Over the past few years the availability of GPS has skyrocketed, surpassed only by the downward trend in pricing. The question arises: why is IVMS still required?
The answer lies in the fact that GPS and IVMS is not the same thing. GPS provides a speed and a position reading, IVMS is a comprehensive service. It starts off with measuring driver behaviour such as seatbelt usage, 4×4 mode, driver identification and, very importantly, driving style. Through solid state accelerometers we can now define settings per site and this can determine what is acceptable and what not in terms of acceleration, braking and cornering speeds.

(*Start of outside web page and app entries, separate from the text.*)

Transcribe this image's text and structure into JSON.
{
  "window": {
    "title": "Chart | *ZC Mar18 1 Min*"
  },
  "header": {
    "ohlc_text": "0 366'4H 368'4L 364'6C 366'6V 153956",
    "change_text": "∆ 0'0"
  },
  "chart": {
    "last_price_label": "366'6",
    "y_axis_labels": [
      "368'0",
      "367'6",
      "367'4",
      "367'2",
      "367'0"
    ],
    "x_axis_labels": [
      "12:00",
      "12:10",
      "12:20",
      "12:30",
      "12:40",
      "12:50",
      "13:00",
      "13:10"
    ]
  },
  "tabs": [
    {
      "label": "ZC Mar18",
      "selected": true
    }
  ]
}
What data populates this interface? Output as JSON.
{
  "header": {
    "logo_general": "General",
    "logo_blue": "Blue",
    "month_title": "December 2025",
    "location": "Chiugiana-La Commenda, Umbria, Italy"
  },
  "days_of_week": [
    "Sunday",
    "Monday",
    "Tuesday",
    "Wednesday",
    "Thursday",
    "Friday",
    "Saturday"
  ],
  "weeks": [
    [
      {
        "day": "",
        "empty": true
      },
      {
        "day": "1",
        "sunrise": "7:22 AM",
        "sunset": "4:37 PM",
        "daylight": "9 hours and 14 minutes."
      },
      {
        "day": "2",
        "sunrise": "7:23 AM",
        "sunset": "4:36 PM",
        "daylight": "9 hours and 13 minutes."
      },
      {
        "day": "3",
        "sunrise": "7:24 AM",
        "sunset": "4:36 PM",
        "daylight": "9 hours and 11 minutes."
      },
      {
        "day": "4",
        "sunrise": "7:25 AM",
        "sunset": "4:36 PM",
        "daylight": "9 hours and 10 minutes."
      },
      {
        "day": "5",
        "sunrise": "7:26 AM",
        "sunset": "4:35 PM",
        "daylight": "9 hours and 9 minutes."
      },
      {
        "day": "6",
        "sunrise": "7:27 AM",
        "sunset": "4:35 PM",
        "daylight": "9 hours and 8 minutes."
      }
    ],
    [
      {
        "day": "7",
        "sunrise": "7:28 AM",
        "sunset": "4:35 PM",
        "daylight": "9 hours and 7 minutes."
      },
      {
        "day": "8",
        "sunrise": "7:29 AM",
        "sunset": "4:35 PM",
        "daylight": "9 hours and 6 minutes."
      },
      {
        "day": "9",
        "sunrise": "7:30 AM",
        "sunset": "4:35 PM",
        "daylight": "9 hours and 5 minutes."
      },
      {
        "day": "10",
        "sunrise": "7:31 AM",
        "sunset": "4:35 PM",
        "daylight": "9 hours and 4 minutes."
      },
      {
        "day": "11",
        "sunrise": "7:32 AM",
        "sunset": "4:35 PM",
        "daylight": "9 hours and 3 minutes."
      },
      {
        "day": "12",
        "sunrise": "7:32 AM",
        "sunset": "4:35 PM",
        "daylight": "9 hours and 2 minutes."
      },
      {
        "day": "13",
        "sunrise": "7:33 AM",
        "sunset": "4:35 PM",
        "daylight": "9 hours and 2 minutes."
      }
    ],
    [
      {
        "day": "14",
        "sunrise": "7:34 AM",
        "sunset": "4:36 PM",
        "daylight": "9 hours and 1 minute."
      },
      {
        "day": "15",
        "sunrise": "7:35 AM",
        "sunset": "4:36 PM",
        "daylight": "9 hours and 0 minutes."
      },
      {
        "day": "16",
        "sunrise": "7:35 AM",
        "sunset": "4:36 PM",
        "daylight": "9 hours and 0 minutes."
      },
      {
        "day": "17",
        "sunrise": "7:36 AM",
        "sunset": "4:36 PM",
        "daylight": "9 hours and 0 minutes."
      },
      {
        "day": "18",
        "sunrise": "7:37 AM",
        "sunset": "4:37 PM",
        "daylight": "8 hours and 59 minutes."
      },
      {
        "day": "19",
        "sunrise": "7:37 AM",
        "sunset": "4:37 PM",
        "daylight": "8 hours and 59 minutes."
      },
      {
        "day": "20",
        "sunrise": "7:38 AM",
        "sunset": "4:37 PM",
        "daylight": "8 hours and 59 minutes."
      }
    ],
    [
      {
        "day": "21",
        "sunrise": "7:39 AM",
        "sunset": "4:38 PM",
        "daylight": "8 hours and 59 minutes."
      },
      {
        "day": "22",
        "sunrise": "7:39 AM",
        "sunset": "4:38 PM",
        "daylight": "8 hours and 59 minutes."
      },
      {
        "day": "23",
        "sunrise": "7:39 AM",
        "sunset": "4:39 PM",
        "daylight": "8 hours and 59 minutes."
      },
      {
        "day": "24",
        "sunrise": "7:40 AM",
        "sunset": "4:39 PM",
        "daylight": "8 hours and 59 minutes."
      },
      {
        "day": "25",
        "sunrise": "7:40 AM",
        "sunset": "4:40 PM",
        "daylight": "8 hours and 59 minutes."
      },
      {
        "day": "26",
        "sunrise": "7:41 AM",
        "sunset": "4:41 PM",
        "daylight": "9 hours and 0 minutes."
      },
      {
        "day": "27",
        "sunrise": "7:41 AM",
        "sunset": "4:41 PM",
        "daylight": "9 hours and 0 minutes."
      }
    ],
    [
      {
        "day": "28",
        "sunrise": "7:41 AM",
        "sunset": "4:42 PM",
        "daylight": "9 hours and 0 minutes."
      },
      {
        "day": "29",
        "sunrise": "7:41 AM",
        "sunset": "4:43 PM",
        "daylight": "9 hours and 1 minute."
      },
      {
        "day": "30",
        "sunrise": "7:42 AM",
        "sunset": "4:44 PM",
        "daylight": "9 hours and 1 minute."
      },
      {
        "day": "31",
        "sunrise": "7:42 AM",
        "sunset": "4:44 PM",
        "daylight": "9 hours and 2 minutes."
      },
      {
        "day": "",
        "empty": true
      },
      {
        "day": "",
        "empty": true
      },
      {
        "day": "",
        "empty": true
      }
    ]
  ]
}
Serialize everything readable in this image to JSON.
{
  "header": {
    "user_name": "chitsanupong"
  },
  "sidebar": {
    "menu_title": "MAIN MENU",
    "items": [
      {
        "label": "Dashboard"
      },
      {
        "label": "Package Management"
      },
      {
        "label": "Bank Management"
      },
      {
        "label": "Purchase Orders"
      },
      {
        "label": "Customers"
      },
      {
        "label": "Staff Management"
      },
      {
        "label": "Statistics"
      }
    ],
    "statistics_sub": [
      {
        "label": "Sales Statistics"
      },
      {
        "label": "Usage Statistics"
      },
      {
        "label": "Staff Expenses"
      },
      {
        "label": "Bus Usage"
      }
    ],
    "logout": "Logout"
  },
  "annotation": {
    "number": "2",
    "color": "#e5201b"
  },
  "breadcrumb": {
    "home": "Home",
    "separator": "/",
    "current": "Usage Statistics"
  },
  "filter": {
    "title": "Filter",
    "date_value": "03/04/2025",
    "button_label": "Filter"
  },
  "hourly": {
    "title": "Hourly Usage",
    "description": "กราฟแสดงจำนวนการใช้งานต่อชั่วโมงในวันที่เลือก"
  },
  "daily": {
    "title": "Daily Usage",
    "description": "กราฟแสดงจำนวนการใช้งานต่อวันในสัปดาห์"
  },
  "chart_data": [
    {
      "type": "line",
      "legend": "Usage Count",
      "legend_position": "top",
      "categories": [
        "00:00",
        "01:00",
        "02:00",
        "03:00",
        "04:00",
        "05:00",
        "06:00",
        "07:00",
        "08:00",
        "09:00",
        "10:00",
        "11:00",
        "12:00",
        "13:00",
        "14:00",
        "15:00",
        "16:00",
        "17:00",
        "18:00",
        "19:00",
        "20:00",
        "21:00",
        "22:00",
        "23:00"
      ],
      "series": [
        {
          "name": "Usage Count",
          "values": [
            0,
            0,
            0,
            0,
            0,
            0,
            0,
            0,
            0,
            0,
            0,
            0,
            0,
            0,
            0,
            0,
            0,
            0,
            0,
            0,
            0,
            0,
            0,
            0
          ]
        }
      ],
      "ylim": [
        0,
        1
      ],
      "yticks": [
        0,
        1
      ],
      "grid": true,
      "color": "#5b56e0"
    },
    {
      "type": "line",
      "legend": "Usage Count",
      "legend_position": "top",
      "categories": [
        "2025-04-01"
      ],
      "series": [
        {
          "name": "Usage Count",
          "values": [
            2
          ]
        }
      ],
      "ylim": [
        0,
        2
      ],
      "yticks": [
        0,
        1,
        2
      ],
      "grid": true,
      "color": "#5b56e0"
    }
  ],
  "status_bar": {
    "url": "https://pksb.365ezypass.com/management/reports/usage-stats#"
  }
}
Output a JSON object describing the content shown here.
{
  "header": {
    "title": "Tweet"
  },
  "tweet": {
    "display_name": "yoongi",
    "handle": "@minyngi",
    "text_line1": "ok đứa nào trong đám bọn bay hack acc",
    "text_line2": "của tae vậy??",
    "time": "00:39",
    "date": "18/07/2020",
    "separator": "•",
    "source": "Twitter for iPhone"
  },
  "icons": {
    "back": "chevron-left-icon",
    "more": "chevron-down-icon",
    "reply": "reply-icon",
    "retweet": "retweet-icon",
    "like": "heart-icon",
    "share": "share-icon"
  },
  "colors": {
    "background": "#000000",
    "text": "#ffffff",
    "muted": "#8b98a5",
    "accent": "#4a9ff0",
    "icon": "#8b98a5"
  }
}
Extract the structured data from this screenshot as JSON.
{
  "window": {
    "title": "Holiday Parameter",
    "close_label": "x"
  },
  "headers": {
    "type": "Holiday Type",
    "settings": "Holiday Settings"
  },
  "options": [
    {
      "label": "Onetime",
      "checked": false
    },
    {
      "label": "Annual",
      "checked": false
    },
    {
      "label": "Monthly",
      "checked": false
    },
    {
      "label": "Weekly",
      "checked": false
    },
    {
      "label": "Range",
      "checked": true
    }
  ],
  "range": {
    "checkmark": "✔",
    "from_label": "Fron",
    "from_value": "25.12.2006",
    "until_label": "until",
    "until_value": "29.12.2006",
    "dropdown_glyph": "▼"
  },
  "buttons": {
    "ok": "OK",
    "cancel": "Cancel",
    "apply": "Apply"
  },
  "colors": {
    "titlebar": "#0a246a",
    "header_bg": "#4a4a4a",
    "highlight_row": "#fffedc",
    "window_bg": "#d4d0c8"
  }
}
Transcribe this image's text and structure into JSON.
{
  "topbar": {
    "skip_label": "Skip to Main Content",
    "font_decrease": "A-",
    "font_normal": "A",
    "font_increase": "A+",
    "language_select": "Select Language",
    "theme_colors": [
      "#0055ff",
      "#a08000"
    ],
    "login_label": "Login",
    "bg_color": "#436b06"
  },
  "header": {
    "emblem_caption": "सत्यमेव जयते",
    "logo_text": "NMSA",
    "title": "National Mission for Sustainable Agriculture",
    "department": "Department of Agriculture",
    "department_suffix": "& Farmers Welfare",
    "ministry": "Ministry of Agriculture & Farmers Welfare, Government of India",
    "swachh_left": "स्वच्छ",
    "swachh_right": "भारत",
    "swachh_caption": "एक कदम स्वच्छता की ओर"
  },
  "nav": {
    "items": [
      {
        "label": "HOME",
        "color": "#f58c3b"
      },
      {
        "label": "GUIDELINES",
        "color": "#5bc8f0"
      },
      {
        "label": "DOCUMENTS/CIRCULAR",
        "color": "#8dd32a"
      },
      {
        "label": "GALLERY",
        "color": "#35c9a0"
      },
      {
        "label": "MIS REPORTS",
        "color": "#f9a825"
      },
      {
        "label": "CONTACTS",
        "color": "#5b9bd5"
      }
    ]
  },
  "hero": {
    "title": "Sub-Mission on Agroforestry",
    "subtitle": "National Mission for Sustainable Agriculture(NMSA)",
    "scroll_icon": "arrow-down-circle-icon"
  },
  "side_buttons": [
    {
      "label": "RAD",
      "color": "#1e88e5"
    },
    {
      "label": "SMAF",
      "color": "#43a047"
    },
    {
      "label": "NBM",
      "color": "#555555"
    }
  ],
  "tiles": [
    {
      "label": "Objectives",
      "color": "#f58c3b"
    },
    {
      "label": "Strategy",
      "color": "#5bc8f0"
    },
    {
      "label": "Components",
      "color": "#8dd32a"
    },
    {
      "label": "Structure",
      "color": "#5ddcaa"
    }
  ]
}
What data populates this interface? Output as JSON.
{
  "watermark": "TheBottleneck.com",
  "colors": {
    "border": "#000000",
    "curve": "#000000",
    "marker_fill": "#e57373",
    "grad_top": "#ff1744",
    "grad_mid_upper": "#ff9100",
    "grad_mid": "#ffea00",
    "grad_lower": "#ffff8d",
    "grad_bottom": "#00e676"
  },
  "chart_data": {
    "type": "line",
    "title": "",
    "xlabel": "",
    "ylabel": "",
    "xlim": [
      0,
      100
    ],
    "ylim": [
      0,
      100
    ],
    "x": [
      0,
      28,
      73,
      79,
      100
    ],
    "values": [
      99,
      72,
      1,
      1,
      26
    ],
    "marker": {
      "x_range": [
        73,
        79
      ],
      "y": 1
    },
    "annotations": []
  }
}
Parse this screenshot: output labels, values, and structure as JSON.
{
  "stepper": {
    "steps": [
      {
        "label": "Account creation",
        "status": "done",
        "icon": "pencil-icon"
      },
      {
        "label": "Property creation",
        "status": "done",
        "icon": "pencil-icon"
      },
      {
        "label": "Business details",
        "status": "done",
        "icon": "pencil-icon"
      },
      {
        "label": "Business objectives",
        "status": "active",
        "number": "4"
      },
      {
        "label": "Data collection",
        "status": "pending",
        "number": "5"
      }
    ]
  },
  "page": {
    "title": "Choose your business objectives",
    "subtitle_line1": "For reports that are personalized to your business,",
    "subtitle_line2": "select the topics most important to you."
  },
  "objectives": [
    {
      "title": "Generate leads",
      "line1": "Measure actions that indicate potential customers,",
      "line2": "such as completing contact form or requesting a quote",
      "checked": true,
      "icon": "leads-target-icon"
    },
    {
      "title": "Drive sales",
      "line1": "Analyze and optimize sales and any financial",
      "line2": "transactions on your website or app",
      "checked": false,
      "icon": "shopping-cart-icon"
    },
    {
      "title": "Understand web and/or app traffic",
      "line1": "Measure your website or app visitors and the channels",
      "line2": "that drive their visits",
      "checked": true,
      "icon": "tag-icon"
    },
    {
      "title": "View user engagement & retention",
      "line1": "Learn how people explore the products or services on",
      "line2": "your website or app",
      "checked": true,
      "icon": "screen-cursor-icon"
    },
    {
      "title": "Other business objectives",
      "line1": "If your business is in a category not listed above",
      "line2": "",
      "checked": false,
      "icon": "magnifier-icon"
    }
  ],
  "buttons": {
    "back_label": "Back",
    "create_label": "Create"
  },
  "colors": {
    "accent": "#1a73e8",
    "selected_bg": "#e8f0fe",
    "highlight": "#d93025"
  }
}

All of the above then is combined with an intelligent review of data, partly by making use of exception reporting, but also by bringing in human intelligence. A good example is this: the speed limit may be 60 km/h on a mine site, but if a human being can see that the road simply does not allow that speed it can still be flagged as dangerous. A vehicle that stops for 10 minutes, then slowly crawls forward only to crash into a pole has done nothing in terms of a GPS measurement, but an experienced IVMS analyst will know that those are signs of an intoxicated driver falling asleep for 10 minutes, then wake up and drive on.
There are also other IVMS aspects that can be calculated and derived: a driver that drives non-stop for 4 hours would indicate a potential dangerous situation through driver fatigue, a 100km trip to work that starts at 6:00am and ends tonight at 11:00pm shows a risk of a driver that did a long trip after a full day’s work. A heat map analysis that shows a persistent driving style problem at a certain spot for most drivers, indicates a bad road surface, as opposed to bad driving style.
Add to this full-blown vehicle utilisation reports and accident analysis, and it becomes clear that a GPS unit bought on eBay and a high-end IVMS unit bought from a reputable IVMS supplier is simply not the same thing!